THE PROBLEM>
Every line of the entries with the word "icon" in it should be shown.

Items from an interface collection
-----
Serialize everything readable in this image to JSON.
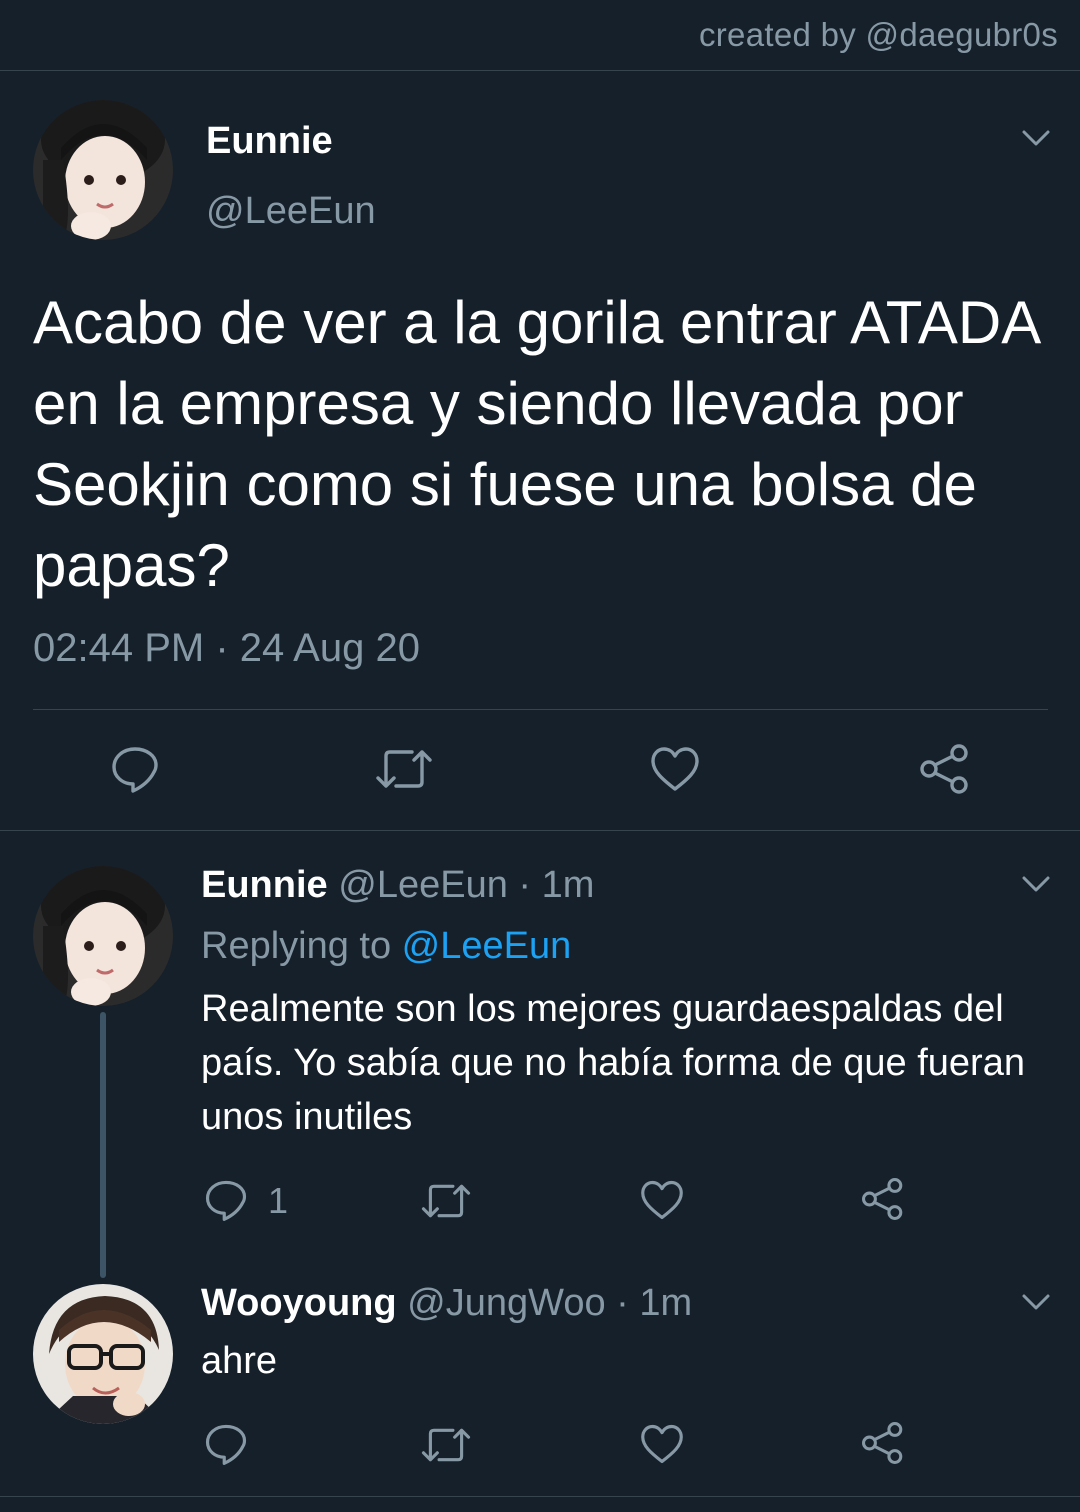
{
  "header": {
    "credit": "created by @daegubr0s"
  },
  "main_tweet": {
    "name": "Eunnie",
    "handle": "@LeeEun",
    "text": "Acabo de ver a la gorila entrar ATADA en la empresa y siendo llevada por Seokjin como si fuese una bolsa de papas?",
    "timestamp": "02:44 PM · 24 Aug 20",
    "actions": [
      "reply-icon",
      "retweet-icon",
      "like-icon",
      "share-icon"
    ]
  },
  "replies": [
    {
      "name": "Eunnie",
      "handle": "@LeeEun",
      "sep": " · ",
      "time": "1m",
      "replying_prefix": "Replying to ",
      "replying_to": "@LeeEun",
      "text": "Realmente son los mejores guardaespaldas del país. Yo sabía que no había forma de que fueran unos inutiles",
      "reply_count": "1"
    },
    {
      "name": "Wooyoung",
      "handle": "@JungWoo",
      "sep": " · ",
      "time": "1m",
      "text": "ahre"
    }
  ],
  "colors": {
    "background": "#15202b",
    "secondary_text": "#8899a6",
    "link": "#1da1f2",
    "divider": "#38444d"
  }
}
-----
PROBLEM SOLUTION>
      "reply-icon",
      "retweet-icon",
      "like-icon",
      "share-icon"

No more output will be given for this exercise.